#### WHAT IS EXPECTED:
Count the lines in the entries below that include the word "name". Give nothing but the number.

++++ RAW DATA

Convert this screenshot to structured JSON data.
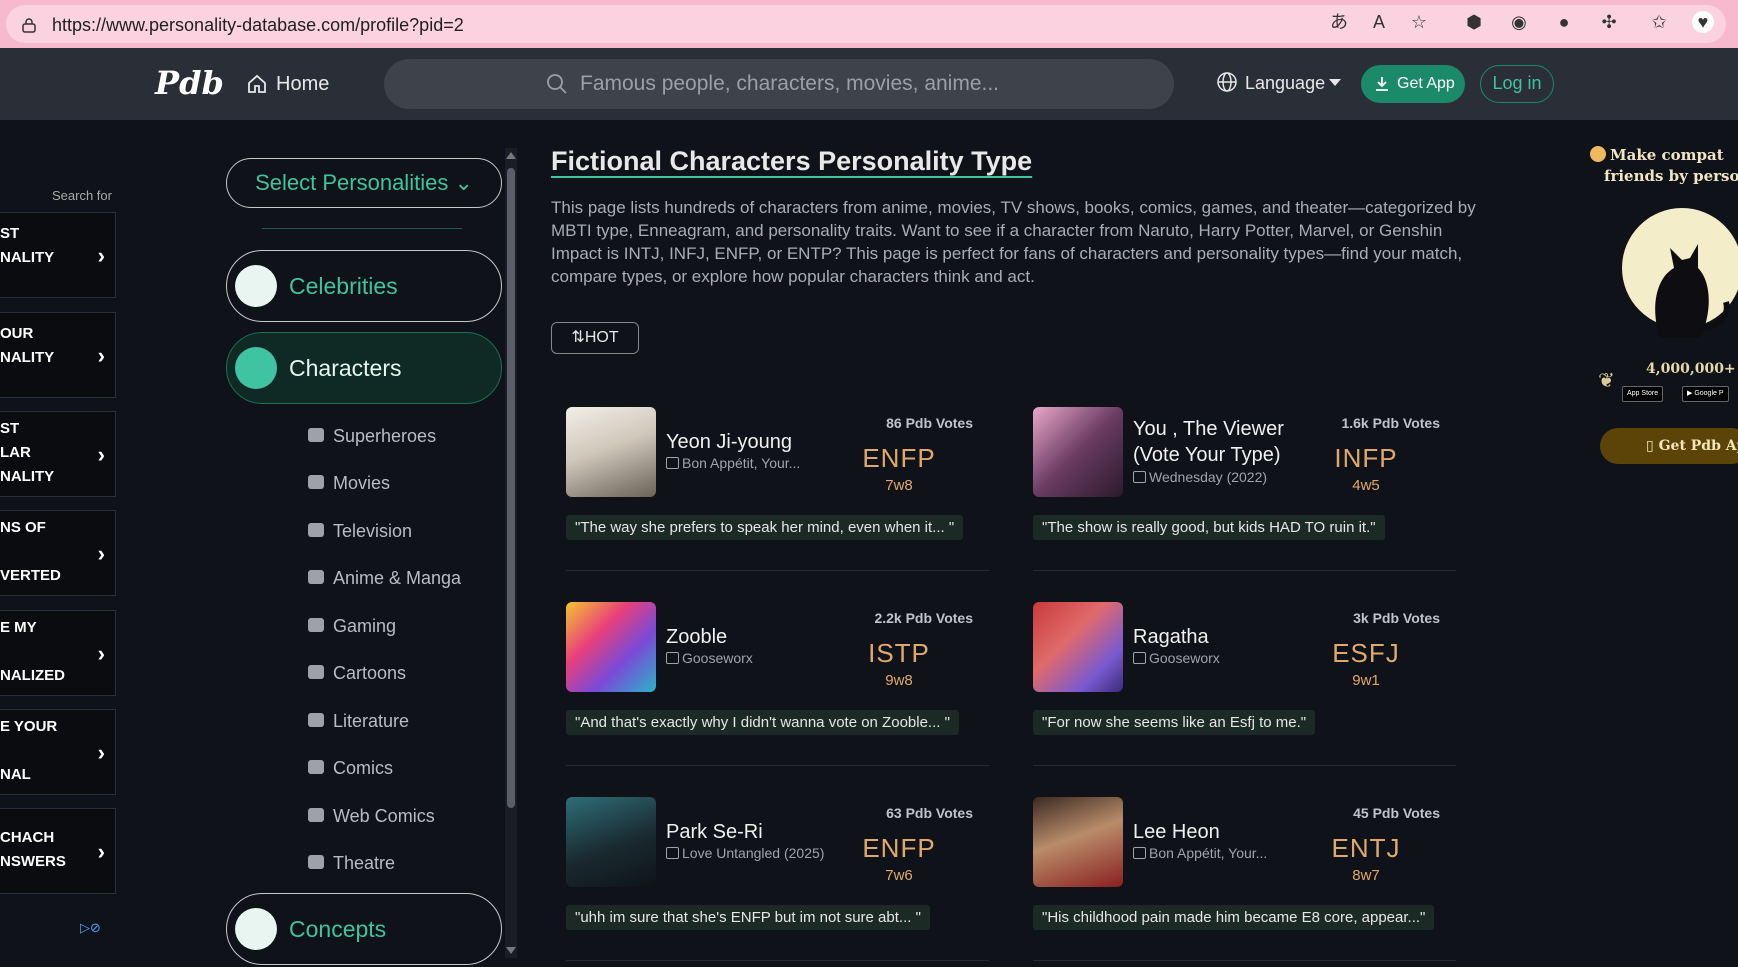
{
  "browser": {
    "url": "https://www.personality-database.com/profile?pid=2"
  },
  "nav": {
    "logo": "Pdb",
    "home": "Home",
    "search_placeholder": "Famous people, characters, movies, anime...",
    "language": "Language",
    "get_app": "Get App",
    "login": "Log in"
  },
  "ad": {
    "search_for": "Search for",
    "items": [
      {
        "line1": "ST",
        "line2": "NALITY"
      },
      {
        "line1": "OUR",
        "line2": "NALITY"
      },
      {
        "line1": "ST",
        "line2": "LAR",
        "line3": "NALITY"
      },
      {
        "line1": "NS OF",
        "line2": "VERTED"
      },
      {
        "line1": "E MY",
        "line2": "NALIZED"
      },
      {
        "line1": "E YOUR",
        "line2": "NAL"
      },
      {
        "line1": "CHACH",
        "line2": "NSWERS"
      }
    ]
  },
  "sidebar": {
    "select": "Select Personalities",
    "categories": [
      {
        "label": "Celebrities"
      },
      {
        "label": "Characters"
      },
      {
        "label": "Concepts"
      }
    ],
    "subcategories": [
      {
        "label": "Superheroes"
      },
      {
        "label": "Movies"
      },
      {
        "label": "Television"
      },
      {
        "label": "Anime & Manga"
      },
      {
        "label": "Gaming"
      },
      {
        "label": "Cartoons"
      },
      {
        "label": "Literature"
      },
      {
        "label": "Comics"
      },
      {
        "label": "Web Comics"
      },
      {
        "label": "Theatre"
      }
    ]
  },
  "main": {
    "title": "Fictional Characters Personality Type",
    "description": "This page lists hundreds of characters from anime, movies, TV shows, books, comics, games, and theater—categorized by MBTI type, Enneagram, and personality traits. Want to see if a character from Naruto, Harry Potter, Marvel, or Genshin Impact is INTJ, INFJ, ENFP, or ENTP? This page is perfect for fans of characters and personality types—find your match, compare types, or explore how popular characters think and act.",
    "sort": "HOT",
    "cards": [
      {
        "name": "Yeon Ji-young",
        "source": "Bon Appétit, Your...",
        "votes": "86 Pdb Votes",
        "type": "ENFP",
        "enneagram": "7w8",
        "quote": "\"The way she prefers to speak her mind, even when it...  \""
      },
      {
        "name": "You , The Viewer (Vote Your Type)",
        "source": "Wednesday (2022)",
        "votes": "1.6k Pdb Votes",
        "type": "INFP",
        "enneagram": "4w5",
        "quote": "\"The show is really good, but kids HAD TO ruin it.\""
      },
      {
        "name": "Zooble",
        "source": "Gooseworx",
        "votes": "2.2k Pdb Votes",
        "type": "ISTP",
        "enneagram": "9w8",
        "quote": "\"And that's exactly why I didn't wanna vote on Zooble...  \""
      },
      {
        "name": "Ragatha",
        "source": "Gooseworx",
        "votes": "3k Pdb Votes",
        "type": "ESFJ",
        "enneagram": "9w1",
        "quote": "\"For now she seems like an Esfj to me.\""
      },
      {
        "name": "Park Se-Ri",
        "source": "Love Untangled (2025)",
        "votes": "63 Pdb Votes",
        "type": "ENFP",
        "enneagram": "7w6",
        "quote": "\"uhh im sure that she's ENFP but im not sure abt...      \""
      },
      {
        "name": "Lee Heon",
        "source": "Bon Appétit, Your...",
        "votes": "45 Pdb Votes",
        "type": "ENTJ",
        "enneagram": "8w7",
        "quote": "\"His childhood pain made him became E8 core, appear...\""
      }
    ]
  },
  "promo": {
    "line1": "Make compat",
    "line2": "friends by persona",
    "count": "4,000,000+",
    "app_store": "App Store",
    "google_play": "Google P",
    "button": "Get Pdb App"
  },
  "colors": {
    "accent": "#3fc3a0",
    "type_color": "#e0a96c",
    "background": "#0f1218",
    "nav": "#2a2e36"
  }
}
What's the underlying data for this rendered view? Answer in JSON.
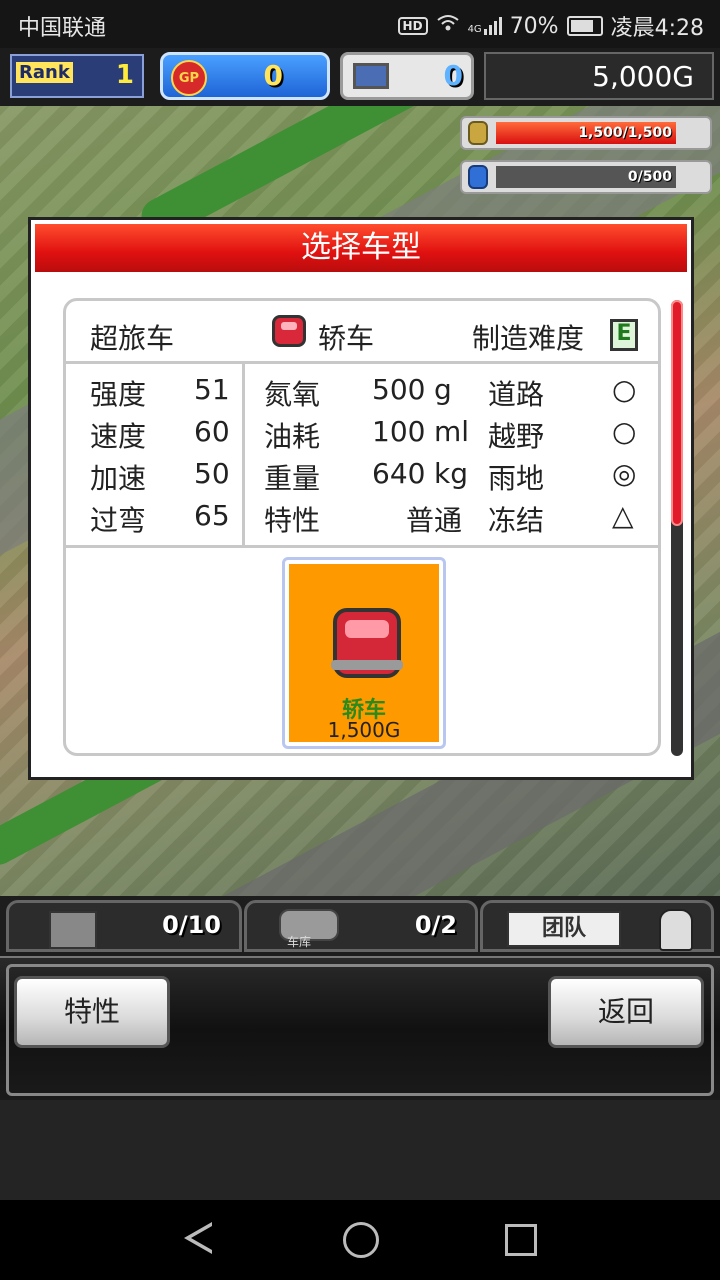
{
  "status_bar": {
    "carrier": "中国联通",
    "hd": "HD",
    "network": "4G",
    "battery": "70%",
    "time": "凌晨4:28"
  },
  "hud": {
    "rank_label": "Rank",
    "rank_value": "1",
    "gp_icon": "GP",
    "gp_value": "0",
    "pc_value": "0",
    "money": "5,000G",
    "resource1": {
      "text": "1,500/1,500",
      "fill": 1.0,
      "icon": "coin-stack-icon"
    },
    "resource2": {
      "text": "0/500",
      "fill": 0.0,
      "icon": "bottle-icon"
    }
  },
  "dialog": {
    "title": "选择车型",
    "category": "超旅车",
    "car_type": "轿车",
    "difficulty_label": "制造难度",
    "difficulty_value": "E",
    "stats": [
      {
        "label": "强度",
        "value": "51"
      },
      {
        "label": "速度",
        "value": "60"
      },
      {
        "label": "加速",
        "value": "50"
      },
      {
        "label": "过弯",
        "value": "65"
      }
    ],
    "specs": [
      {
        "label": "氮氧",
        "value": "500",
        "unit": "g"
      },
      {
        "label": "油耗",
        "value": "100",
        "unit": "ml"
      },
      {
        "label": "重量",
        "value": "640",
        "unit": "kg"
      },
      {
        "label": "特性",
        "value": "普通",
        "unit": ""
      }
    ],
    "terrain": [
      {
        "label": "道路",
        "mark": "○"
      },
      {
        "label": "越野",
        "mark": "○"
      },
      {
        "label": "雨地",
        "mark": "◎"
      },
      {
        "label": "冻结",
        "mark": "△"
      }
    ],
    "item": {
      "name": "轿车",
      "price": "1,500G"
    }
  },
  "tabs": {
    "parts_count": "0/10",
    "garage_label": "车库",
    "garage_count": "0/2",
    "team_label": "团队"
  },
  "buttons": {
    "traits": "特性",
    "back": "返回"
  }
}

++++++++

#### SOLUTION FOR THIS PROBLEM:
7